Well…. That was interesting. This morning… the first day of 2022, I had two aborted launches with a tip over.
The whole thing was so smooth and gentle, that, the second it was over, I knew …. It was OK. Nothing was bent, crushed or broken. Man or machine. The only visible evidence was a scrape on the outer ring and the original keeper was bent flush to the cage. A perfectly acceptable crumple zone, that soft metal V just folded in and absorbed a lot of energy. And…. cage is still round.
The tip-over was the end result of the nose wheel catching an edge just at take off speed. I was drifting toward the boundary of the blacktop and dirt and had started to steer back to center, when (I think), the front wheel barely lifted and immediately touched back down. The sharp edge of the nose wheel appears to catch the edge of the blacktop causing the Falcon to pivot off it’s nose and spin 280 degrees to the left. Then, with it’s energy spent, the Falcon gently tipped over.
Could this accident been avoided? Yes, I can think of a couple of scenarios that would have saved the launch. If I just followed my course and run off into the weeds, it would have been fine. If I’d have popped a little brake before I caught an edge, I’m confident the Falcon would have flown but I like to build as much speed as I can so that the trike leaps into the air.
However if I pulled brake after catching an edge, it would have been a disaster. I’d have spun under the wing and without the friction of the wheels on the surface, it would have probably turned a lot more than 270 degrees. And….When I came back down , who knows what direction I’d be pointed. One things for sure, I’d still be at takeoff speed and probably would have rolled violently. Round tires would , have helped and that’s something not related to reactions or muscle memory. But I like the way the flat wheel steers and it’s small diameter helps to direct the prop wash above the wing before launch. So… I’m going to think a little more, before changing back to the conventional round nose wheel.
After quick check of the rig and lines, I reset and tried again. And… failed again! This time the A-assist ratchet slipped and the wing headed off to the right where I followed it off the field. It was an embarrassing non-event. So… I gathered up the wing and determined to fly, reset for the third time. By now, the wind had picked up to 5 knots and was coming from 90 degrees off the earlier heading. This time the launch was quick, clean and very lofty. No issues with the lines at all.

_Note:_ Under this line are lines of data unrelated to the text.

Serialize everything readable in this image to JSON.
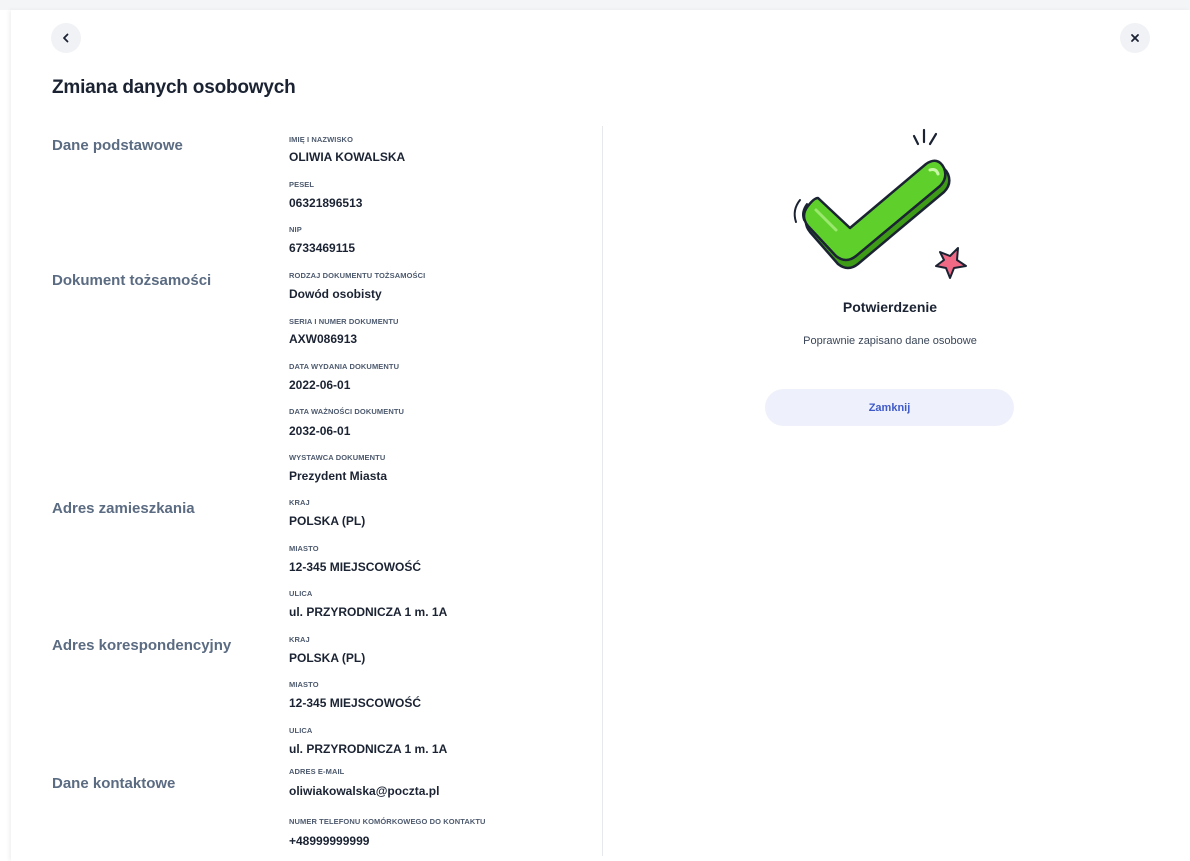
{
  "header": {
    "back_icon": "chevron-left-icon",
    "close_icon": "close-icon",
    "title": "Zmiana danych osobowych"
  },
  "sections": {
    "basic": "Dane podstawowe",
    "id_document": "Dokument tożsamości",
    "residence": "Adres zamieszkania",
    "correspondence": "Adres korespondencyjny",
    "contact": "Dane kontaktowe"
  },
  "fields": [
    {
      "label": "IMIĘ I NAZWISKO",
      "value": "OLIWIA KOWALSKA"
    },
    {
      "label": "PESEL",
      "value": "06321896513"
    },
    {
      "label": "NIP",
      "value": "6733469115"
    },
    {
      "label": "RODZAJ DOKUMENTU TOŻSAMOŚCI",
      "value": "Dowód osobisty"
    },
    {
      "label": "SERIA I NUMER DOKUMENTU",
      "value": "AXW086913"
    },
    {
      "label": "DATA WYDANIA DOKUMENTU",
      "value": "2022-06-01"
    },
    {
      "label": "DATA WAŻNOŚCI DOKUMENTU",
      "value": "2032-06-01"
    },
    {
      "label": "WYSTAWCA DOKUMENTU",
      "value": "Prezydent Miasta"
    },
    {
      "label": "KRAJ",
      "value": "POLSKA (PL)"
    },
    {
      "label": "MIASTO",
      "value": "12-345 MIEJSCOWOŚĆ"
    },
    {
      "label": "ULICA",
      "value": "ul. PRZYRODNICZA 1 m. 1A"
    },
    {
      "label": "KRAJ",
      "value": "POLSKA (PL)"
    },
    {
      "label": "MIASTO",
      "value": "12-345 MIEJSCOWOŚĆ"
    },
    {
      "label": "ULICA",
      "value": "ul. PRZYRODNICZA 1 m. 1A"
    },
    {
      "label": "ADRES E-MAIL",
      "value": "oliwiakowalska@poczta.pl"
    },
    {
      "label": "NUMER TELEFONU KOMÓRKOWEGO DO KONTAKTU",
      "value": "+48999999999"
    }
  ],
  "confirmation": {
    "illustration": "checkmark-success-icon",
    "title": "Potwierdzenie",
    "message": "Poprawnie zapisano dane osobowe",
    "close_label": "Zamknij"
  },
  "colors": {
    "check_green": "#5fd02b",
    "check_outline": "#1b2333",
    "button_bg": "#eef1fb",
    "button_text": "#3f5ac8",
    "star_pink": "#f06a86"
  }
}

I’m still not happy with the A assists and I’m not sure I’ll ever get used to not having my hands on the A’s during inflation. Today, the wing was a little slow to come overhead. I’d like to dial it in so I can try Robert’s Throggle.
The air was trashy up to 300 feet, where it settled down but the breeze had increased to 18 knots. Jacob had launched earlier and was well on his way to the beach. I called him and we swapped position reports. He was over the causeway about to descend to the beach. The wind looked like it was going to continue to build so I stayed over the patch.

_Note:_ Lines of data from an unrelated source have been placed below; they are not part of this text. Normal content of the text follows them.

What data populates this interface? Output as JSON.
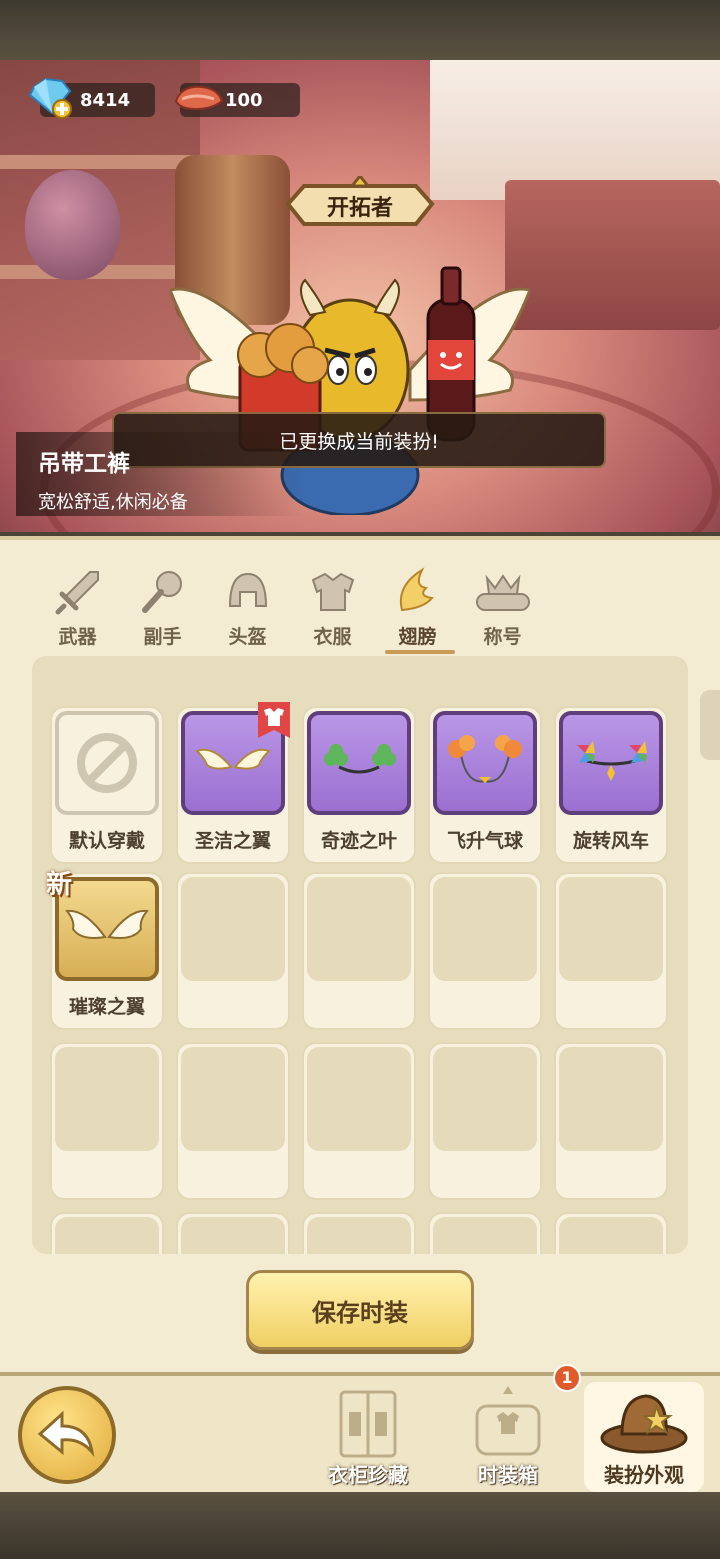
{
  "currency": {
    "gems": "8414",
    "meat": "100"
  },
  "title_badge": "开拓者",
  "toast": "已更换成当前装扮!",
  "item_info": {
    "name": "吊带工裤",
    "desc": "宽松舒适,休闲必备"
  },
  "tabs": [
    {
      "label": "武器",
      "icon": "sword-icon"
    },
    {
      "label": "副手",
      "icon": "offhand-icon"
    },
    {
      "label": "头盔",
      "icon": "helmet-icon"
    },
    {
      "label": "衣服",
      "icon": "armor-icon"
    },
    {
      "label": "翅膀",
      "icon": "wing-icon",
      "active": true
    },
    {
      "label": "称号",
      "icon": "title-icon"
    }
  ],
  "items": [
    {
      "label": "默认穿戴",
      "style": "default"
    },
    {
      "label": "圣洁之翼",
      "style": "purple",
      "equipped": true
    },
    {
      "label": "奇迹之叶",
      "style": "purple"
    },
    {
      "label": "飞升气球",
      "style": "purple"
    },
    {
      "label": "旋转风车",
      "style": "purple"
    },
    {
      "label": "璀璨之翼",
      "style": "gold",
      "new": true
    }
  ],
  "new_badge": "新",
  "save_button": "保存时装",
  "bottom_nav": {
    "wardrobe": "衣柜珍藏",
    "fashion_box": "时装箱",
    "appearance": "装扮外观",
    "fashion_box_badge": "1"
  },
  "colors": {
    "accent": "#c99a55",
    "panel": "#f3ecd2",
    "purple_frame": "#9b70d1",
    "gold_frame": "#d7ae55"
  }
}
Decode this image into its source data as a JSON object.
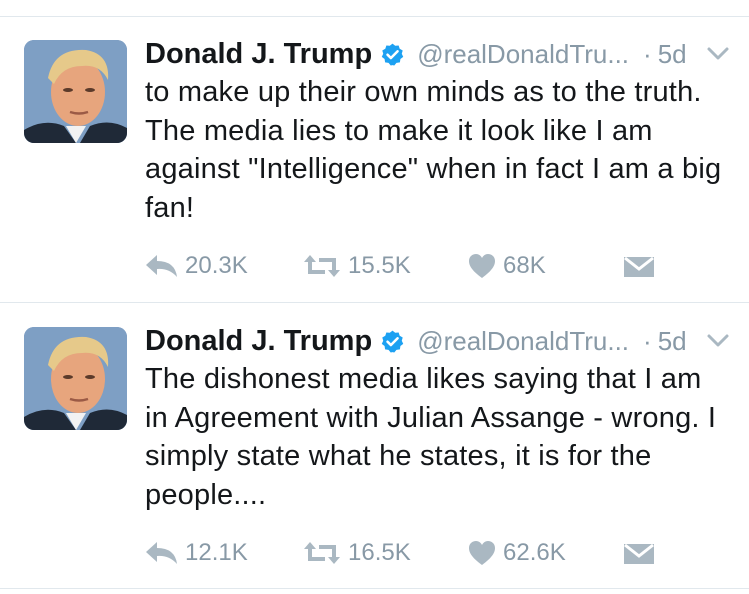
{
  "tweets": [
    {
      "name": "Donald J. Trump",
      "handle": "@realDonaldTru...",
      "separator": "·",
      "time": "5d",
      "text": "to make up their own minds as to the truth. The media lies to make it look like I am against \"Intelligence\" when in fact I am a big fan!",
      "replies": "20.3K",
      "retweets": "15.5K",
      "likes": "68K"
    },
    {
      "name": "Donald J. Trump",
      "handle": "@realDonaldTru...",
      "separator": "·",
      "time": "5d",
      "text": "The dishonest media likes saying that I am in Agreement with Julian Assange - wrong. I simply state what he states, it is for the people....",
      "replies": "12.1K",
      "retweets": "16.5K",
      "likes": "62.6K"
    }
  ],
  "icons": {
    "verified": "verified-badge-icon",
    "caret": "chevron-down-icon",
    "reply": "reply-icon",
    "retweet": "retweet-icon",
    "like": "heart-icon",
    "dm": "direct-message-icon"
  },
  "colors": {
    "text": "#14171a",
    "secondary": "#8899a6",
    "verified": "#1da1f2",
    "action_icon": "#aab8c2",
    "divider": "#e1e8ed"
  }
}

I landed clean by the truck and waited for Jacob. After waiting awhile for his return I called him again. He was having a slow time penetrating and it took him awhile to make the last mile. Unable to penetrate he eventually he had to descend into the turbulent layer below 300 ft to gain ground on the LZ. His landing was spot on, despite the strong breeze and bumpy air.
It wasn’t a good day but it wasn’t a disaster either. It’s been more than a decade since I crashed on takeoff at Bubba’s. These things happen… and… after all… I did get to fly.
A few days after this was uploaded, Tucker Gott, PPG’s YouTube phenom, put the video on a Blooper Reel. I thought! “Cool, at least there is a good write up “, maybe he’ll make a learning moment out of it.” But then, he called the rig “Rickety and Janky”, what’s Janky anyway? Maybe it’s Janky but Terry doesn’t build anything that’s Rickety. Geez!
Maybe I’ll have to buy a Risky Briskets Tee Shirt